══ Material shown
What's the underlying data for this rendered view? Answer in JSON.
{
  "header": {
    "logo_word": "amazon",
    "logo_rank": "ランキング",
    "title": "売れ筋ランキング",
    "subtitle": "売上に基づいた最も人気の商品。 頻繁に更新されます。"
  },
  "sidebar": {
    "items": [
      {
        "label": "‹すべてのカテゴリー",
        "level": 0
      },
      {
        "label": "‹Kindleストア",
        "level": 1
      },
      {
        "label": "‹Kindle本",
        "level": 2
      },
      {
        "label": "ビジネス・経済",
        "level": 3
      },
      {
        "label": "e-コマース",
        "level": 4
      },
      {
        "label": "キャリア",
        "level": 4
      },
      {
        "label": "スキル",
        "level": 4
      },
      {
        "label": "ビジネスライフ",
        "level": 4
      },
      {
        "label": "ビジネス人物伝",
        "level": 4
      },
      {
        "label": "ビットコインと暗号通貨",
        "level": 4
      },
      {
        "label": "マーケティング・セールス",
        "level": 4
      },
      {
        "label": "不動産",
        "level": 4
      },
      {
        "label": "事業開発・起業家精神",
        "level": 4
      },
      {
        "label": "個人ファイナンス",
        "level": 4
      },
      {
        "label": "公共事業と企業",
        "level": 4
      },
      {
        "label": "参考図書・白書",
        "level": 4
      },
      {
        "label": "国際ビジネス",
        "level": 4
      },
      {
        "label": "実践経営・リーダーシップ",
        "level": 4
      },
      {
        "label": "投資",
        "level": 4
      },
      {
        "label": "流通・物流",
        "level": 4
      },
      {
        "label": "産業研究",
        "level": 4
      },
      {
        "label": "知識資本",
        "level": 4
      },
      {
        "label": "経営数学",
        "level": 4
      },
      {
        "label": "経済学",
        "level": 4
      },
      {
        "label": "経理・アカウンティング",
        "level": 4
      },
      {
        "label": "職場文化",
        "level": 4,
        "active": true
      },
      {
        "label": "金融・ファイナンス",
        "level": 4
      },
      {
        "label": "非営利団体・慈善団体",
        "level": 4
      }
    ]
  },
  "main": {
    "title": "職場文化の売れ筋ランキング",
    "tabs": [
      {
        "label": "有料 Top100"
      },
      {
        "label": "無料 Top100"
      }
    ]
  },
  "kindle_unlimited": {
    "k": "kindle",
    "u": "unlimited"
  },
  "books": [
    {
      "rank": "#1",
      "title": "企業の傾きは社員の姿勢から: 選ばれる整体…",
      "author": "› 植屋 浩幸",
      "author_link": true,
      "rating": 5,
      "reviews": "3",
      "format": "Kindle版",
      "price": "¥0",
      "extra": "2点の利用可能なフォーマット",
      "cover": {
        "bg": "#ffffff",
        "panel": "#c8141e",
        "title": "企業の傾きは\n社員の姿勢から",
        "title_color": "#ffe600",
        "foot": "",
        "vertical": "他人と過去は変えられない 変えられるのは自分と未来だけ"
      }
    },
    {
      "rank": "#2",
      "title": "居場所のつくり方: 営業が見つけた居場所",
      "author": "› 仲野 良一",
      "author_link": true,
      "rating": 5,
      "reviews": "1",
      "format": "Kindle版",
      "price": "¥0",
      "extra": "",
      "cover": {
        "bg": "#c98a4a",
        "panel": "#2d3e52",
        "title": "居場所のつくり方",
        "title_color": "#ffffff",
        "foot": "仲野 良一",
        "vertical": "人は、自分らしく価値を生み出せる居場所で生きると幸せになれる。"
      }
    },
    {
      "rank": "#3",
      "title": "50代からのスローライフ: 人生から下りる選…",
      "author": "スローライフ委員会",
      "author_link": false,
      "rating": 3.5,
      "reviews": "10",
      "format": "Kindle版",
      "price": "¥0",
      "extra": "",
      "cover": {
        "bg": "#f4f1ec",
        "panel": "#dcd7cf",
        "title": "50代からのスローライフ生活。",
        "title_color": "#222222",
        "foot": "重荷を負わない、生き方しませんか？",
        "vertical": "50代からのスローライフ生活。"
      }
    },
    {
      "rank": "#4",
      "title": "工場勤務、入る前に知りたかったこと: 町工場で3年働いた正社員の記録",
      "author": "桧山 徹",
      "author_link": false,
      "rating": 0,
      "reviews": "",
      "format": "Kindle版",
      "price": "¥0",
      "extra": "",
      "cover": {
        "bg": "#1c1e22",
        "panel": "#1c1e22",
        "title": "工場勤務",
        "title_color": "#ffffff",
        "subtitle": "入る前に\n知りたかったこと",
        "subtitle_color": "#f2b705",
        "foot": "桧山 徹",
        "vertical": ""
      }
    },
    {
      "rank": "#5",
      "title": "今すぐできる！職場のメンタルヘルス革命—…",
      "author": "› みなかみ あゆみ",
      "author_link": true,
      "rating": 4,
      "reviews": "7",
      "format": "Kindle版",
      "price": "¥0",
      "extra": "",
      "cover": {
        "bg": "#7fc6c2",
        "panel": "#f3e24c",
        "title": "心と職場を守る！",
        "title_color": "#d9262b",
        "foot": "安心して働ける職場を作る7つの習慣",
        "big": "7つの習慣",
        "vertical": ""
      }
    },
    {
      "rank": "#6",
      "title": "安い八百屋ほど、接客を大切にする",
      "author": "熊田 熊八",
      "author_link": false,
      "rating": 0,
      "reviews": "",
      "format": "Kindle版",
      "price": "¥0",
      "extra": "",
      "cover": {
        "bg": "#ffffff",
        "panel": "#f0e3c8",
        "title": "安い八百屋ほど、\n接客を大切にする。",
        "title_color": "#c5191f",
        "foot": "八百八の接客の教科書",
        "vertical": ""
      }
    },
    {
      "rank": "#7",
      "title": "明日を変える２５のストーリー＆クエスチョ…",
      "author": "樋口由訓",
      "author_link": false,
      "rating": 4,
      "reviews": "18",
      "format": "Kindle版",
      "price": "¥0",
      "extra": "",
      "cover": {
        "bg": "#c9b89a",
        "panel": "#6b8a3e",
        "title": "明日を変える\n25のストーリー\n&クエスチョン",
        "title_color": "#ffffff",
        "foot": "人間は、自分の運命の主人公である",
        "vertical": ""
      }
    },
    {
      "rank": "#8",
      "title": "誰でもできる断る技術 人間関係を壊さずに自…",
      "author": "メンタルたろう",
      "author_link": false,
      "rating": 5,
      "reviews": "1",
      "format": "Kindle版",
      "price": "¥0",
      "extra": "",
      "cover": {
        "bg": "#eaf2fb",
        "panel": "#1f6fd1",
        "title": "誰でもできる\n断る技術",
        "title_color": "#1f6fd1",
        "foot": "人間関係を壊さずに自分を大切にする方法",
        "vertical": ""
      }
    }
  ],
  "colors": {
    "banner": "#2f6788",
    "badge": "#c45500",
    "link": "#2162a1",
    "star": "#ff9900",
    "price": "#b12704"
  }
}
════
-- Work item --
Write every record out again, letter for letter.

-- Exercise solution --
What's the underlying data for this rendered view? Answer in JSON.
{
  "header": {
    "logo_word": "amazon",
    "logo_rank": "ランキング",
    "title": "売れ筋ランキング",
    "subtitle": "売上に基づいた最も人気の商品。 頻繁に更新されます。"
  },
  "sidebar": {
    "items": [
      {
        "label": "‹すべてのカテゴリー",
        "level": 0
      },
      {
        "label": "‹Kindleストア",
        "level": 1
      },
      {
        "label": "‹Kindle本",
        "level": 2
      },
      {
        "label": "ビジネス・経済",
        "level": 3
      },
      {
        "label": "e-コマース",
        "level": 4
      },
      {
        "label": "キャリア",
        "level": 4
      },
      {
        "label": "スキル",
        "level": 4
      },
      {
        "label": "ビジネスライフ",
        "level": 4
      },
      {
        "label": "ビジネス人物伝",
        "level": 4
      },
      {
        "label": "ビットコインと暗号通貨",
        "level": 4
      },
      {
        "label": "マーケティング・セールス",
        "level": 4
      },
      {
        "label": "不動産",
        "level": 4
      },
      {
        "label": "事業開発・起業家精神",
        "level": 4
      },
      {
        "label": "個人ファイナンス",
        "level": 4
      },
      {
        "label": "公共事業と企業",
        "level": 4
      },
      {
        "label": "参考図書・白書",
        "level": 4
      },
      {
        "label": "国際ビジネス",
        "level": 4
      },
      {
        "label": "実践経営・リーダーシップ",
        "level": 4
      },
      {
        "label": "投資",
        "level": 4
      },
      {
        "label": "流通・物流",
        "level": 4
      },
      {
        "label": "産業研究",
        "level": 4
      },
      {
        "label": "知識資本",
        "level": 4
      },
      {
        "label": "経営数学",
        "level": 4
      },
      {
        "label": "経済学",
        "level": 4
      },
      {
        "label": "経理・アカウンティング",
        "level": 4
      },
      {
        "label": "職場文化",
        "level": 4,
        "active": true
      },
      {
        "label": "金融・ファイナンス",
        "level": 4
      },
      {
        "label": "非営利団体・慈善団体",
        "level": 4
      }
    ]
  },
  "main": {
    "title": "職場文化の売れ筋ランキング",
    "tabs": [
      {
        "label": "有料 Top100"
      },
      {
        "label": "無料 Top100"
      }
    ]
  },
  "kindle_unlimited": {
    "k": "kindle",
    "u": "unlimited"
  },
  "books": [
    {
      "rank": "#1",
      "title": "企業の傾きは社員の姿勢から: 選ばれる整体…",
      "author": "› 植屋 浩幸",
      "author_link": true,
      "rating": 5,
      "reviews": "3",
      "format": "Kindle版",
      "price": "¥0",
      "extra": "2点の利用可能なフォーマット",
      "cover": {
        "bg": "#ffffff",
        "panel": "#c8141e",
        "title": "企業の傾きは\n社員の姿勢から",
        "title_color": "#ffe600",
        "foot": "",
        "vertical": "他人と過去は変えられない 変えられるのは自分と未来だけ"
      }
    },
    {
      "rank": "#2",
      "title": "居場所のつくり方: 営業が見つけた居場所",
      "author": "› 仲野 良一",
      "author_link": true,
      "rating": 5,
      "reviews": "1",
      "format": "Kindle版",
      "price": "¥0",
      "extra": "",
      "cover": {
        "bg": "#c98a4a",
        "panel": "#2d3e52",
        "title": "居場所のつくり方",
        "title_color": "#ffffff",
        "foot": "仲野 良一",
        "vertical": "人は、自分らしく価値を生み出せる居場所で生きると幸せになれる。"
      }
    },
    {
      "rank": "#3",
      "title": "50代からのスローライフ: 人生から下りる選…",
      "author": "スローライフ委員会",
      "author_link": false,
      "rating": 3.5,
      "reviews": "10",
      "format": "Kindle版",
      "price": "¥0",
      "extra": "",
      "cover": {
        "bg": "#f4f1ec",
        "panel": "#dcd7cf",
        "title": "50代からのスローライフ生活。",
        "title_color": "#222222",
        "foot": "重荷を負わない、生き方しませんか？",
        "vertical": "50代からのスローライフ生活。"
      }
    },
    {
      "rank": "#4",
      "title": "工場勤務、入る前に知りたかったこと: 町工場で3年働いた正社員の記録",
      "author": "桧山 徹",
      "author_link": false,
      "rating": 0,
      "reviews": "",
      "format": "Kindle版",
      "price": "¥0",
      "extra": "",
      "cover": {
        "bg": "#1c1e22",
        "panel": "#1c1e22",
        "title": "工場勤務",
        "title_color": "#ffffff",
        "subtitle": "入る前に\n知りたかったこと",
        "subtitle_color": "#f2b705",
        "foot": "桧山 徹",
        "vertical": ""
      }
    },
    {
      "rank": "#5",
      "title": "今すぐできる！職場のメンタルヘルス革命—…",
      "author": "› みなかみ あゆみ",
      "author_link": true,
      "rating": 4,
      "reviews": "7",
      "format": "Kindle版",
      "price": "¥0",
      "extra": "",
      "cover": {
        "bg": "#7fc6c2",
        "panel": "#f3e24c",
        "title": "心と職場を守る！",
        "title_color": "#d9262b",
        "foot": "安心して働ける職場を作る7つの習慣",
        "big": "7つの習慣",
        "vertical": ""
      }
    },
    {
      "rank": "#6",
      "title": "安い八百屋ほど、接客を大切にする",
      "author": "熊田 熊八",
      "author_link": false,
      "rating": 0,
      "reviews": "",
      "format": "Kindle版",
      "price": "¥0",
      "extra": "",
      "cover": {
        "bg": "#ffffff",
        "panel": "#f0e3c8",
        "title": "安い八百屋ほど、\n接客を大切にする。",
        "title_color": "#c5191f",
        "foot": "八百八の接客の教科書",
        "vertical": ""
      }
    },
    {
      "rank": "#7",
      "title": "明日を変える２５のストーリー＆クエスチョ…",
      "author": "樋口由訓",
      "author_link": false,
      "rating": 4,
      "reviews": "18",
      "format": "Kindle版",
      "price": "¥0",
      "extra": "",
      "cover": {
        "bg": "#c9b89a",
        "panel": "#6b8a3e",
        "title": "明日を変える\n25のストーリー\n&クエスチョン",
        "title_color": "#ffffff",
        "foot": "人間は、自分の運命の主人公である",
        "vertical": ""
      }
    },
    {
      "rank": "#8",
      "title": "誰でもできる断る技術 人間関係を壊さずに自…",
      "author": "メンタルたろう",
      "author_link": false,
      "rating": 5,
      "reviews": "1",
      "format": "Kindle版",
      "price": "¥0",
      "extra": "",
      "cover": {
        "bg": "#eaf2fb",
        "panel": "#1f6fd1",
        "title": "誰でもできる\n断る技術",
        "title_color": "#1f6fd1",
        "foot": "人間関係を壊さずに自分を大切にする方法",
        "vertical": ""
      }
    }
  ],
  "colors": {
    "banner": "#2f6788",
    "badge": "#c45500",
    "link": "#2162a1",
    "star": "#ff9900",
    "price": "#b12704"
  }
}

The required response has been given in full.